In order to remain market and factor neutral, the arbitrageur will also take th e opposite short position on the curve to remain cash neutral and immunize against certain factor risks such as interes t rates. To implement the Swap Spread (SS) arbitrage strategy, an investor should foll ow a twostep process. First, an investor nters into a par swap and receives a fixed coupon rate CMS and pays the flo ating threemonth Libor. Secondly, the investor shorts a par Treasury bond (CMT) with the same maturity as the CMS and invests the proceeds on a margin account earning the threemonth general collateral repo rate.
For the cash flo w from the combination of the legs, we have the investor receiving fixed annuity SS CMS CMT and paying floatin g spread S = Libor Repo. Likewise, the opposite strategy will also be implemented. For such, the cash flow is the i nvestor paying fixed annuity SSO = CMS CMT and receiving floating spread So = Libor Repo. In short, the swap spread arbitrage is the bet on whether the fixed annuity (SS) or the floating spread (So) received will be larger than the fl oating spread (S) or the fixed annuity (SSo) paid respectively, on a monthly basis.

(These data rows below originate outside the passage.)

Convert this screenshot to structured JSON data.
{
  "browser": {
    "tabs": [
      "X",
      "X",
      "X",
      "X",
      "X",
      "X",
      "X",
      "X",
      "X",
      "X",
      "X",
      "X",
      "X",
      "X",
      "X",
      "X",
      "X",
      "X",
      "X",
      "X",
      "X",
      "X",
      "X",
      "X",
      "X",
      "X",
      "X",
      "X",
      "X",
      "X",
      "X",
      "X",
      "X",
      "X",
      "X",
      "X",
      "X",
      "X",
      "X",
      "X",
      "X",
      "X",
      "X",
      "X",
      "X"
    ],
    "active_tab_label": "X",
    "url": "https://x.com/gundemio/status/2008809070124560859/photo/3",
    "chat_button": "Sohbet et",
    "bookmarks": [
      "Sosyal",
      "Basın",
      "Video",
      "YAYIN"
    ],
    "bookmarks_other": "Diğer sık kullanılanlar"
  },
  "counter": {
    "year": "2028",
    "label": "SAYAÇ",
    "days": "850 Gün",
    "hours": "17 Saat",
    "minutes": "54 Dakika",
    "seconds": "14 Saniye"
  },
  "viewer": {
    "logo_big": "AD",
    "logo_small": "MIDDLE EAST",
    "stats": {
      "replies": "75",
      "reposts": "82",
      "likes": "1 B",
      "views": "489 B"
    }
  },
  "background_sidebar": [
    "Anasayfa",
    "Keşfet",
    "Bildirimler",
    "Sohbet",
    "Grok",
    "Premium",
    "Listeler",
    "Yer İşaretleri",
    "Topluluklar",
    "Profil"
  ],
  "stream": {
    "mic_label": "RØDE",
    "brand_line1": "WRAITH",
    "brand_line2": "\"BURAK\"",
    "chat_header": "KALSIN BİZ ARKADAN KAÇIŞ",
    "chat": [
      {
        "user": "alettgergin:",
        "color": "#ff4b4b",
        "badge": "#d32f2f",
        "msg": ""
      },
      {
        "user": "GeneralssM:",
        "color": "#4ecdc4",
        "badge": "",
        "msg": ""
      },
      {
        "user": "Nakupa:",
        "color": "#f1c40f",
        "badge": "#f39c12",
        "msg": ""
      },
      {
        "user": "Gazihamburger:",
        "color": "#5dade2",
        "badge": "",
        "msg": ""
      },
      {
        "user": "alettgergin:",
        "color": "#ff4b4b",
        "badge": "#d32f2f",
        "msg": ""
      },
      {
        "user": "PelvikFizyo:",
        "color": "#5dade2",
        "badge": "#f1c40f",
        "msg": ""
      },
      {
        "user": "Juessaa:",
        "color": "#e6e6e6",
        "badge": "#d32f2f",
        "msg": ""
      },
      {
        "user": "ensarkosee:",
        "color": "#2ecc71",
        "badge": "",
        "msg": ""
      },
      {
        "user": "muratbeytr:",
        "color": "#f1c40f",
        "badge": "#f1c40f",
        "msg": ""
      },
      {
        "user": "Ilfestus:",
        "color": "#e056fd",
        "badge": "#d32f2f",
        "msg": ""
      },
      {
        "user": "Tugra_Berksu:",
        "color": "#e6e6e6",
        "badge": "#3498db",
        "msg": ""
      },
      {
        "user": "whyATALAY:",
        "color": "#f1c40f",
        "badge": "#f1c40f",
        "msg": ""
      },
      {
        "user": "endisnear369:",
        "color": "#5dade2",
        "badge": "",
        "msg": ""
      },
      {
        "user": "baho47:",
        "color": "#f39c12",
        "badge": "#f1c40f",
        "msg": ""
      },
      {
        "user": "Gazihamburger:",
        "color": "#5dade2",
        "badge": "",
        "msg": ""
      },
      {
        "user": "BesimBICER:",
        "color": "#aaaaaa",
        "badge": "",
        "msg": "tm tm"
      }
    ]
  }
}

If an investor followed these two steps month after month, she would earn an average mean monthly excess returns of 0. 31% to 0. 55%. While most months the returns are positive, occasionally ther e are negative returns. The Shape Ratio iS 0. 597. Annualized that iS 2. 08. Which iS approximately 5x th at of the S&P 500! Following specific trading strategies through time and studying the properties f return indexes generated by these strategies Several advantages Allows us to incorporate transaction costs and hold fixed the effects of levera ge in the analysis 2.
Allows us to study returns over a much longer horizon that would be possible using the limited amount of hedge fund return data available.